Filter the entries for lines with the word "Tools".

Data records for software interfaces:
────

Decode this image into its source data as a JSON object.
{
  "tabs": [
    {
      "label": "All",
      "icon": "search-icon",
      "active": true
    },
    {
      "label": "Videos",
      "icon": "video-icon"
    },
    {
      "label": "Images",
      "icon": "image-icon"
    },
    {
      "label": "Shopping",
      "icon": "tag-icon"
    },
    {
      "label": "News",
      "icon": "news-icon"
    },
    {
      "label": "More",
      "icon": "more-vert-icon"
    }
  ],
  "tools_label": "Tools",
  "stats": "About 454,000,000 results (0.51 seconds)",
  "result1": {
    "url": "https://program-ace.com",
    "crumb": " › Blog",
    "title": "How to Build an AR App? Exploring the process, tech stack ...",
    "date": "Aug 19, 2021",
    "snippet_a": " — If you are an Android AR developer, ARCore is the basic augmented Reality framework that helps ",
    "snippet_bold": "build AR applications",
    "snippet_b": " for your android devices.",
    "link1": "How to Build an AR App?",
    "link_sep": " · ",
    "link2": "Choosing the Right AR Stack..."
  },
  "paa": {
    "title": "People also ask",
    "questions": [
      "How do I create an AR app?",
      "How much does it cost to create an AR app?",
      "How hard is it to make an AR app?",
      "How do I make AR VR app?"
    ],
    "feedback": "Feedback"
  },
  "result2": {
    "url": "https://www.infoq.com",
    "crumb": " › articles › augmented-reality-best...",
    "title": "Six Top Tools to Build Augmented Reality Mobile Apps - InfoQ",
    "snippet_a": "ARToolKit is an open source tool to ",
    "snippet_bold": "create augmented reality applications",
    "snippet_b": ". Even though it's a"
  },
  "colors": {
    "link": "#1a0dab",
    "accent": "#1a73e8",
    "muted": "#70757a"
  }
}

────

THE ANSWER:
  "tools_label": "Tools",
    "title": "Six Top Tools to Build Augmented Reality Mobile Apps - InfoQ",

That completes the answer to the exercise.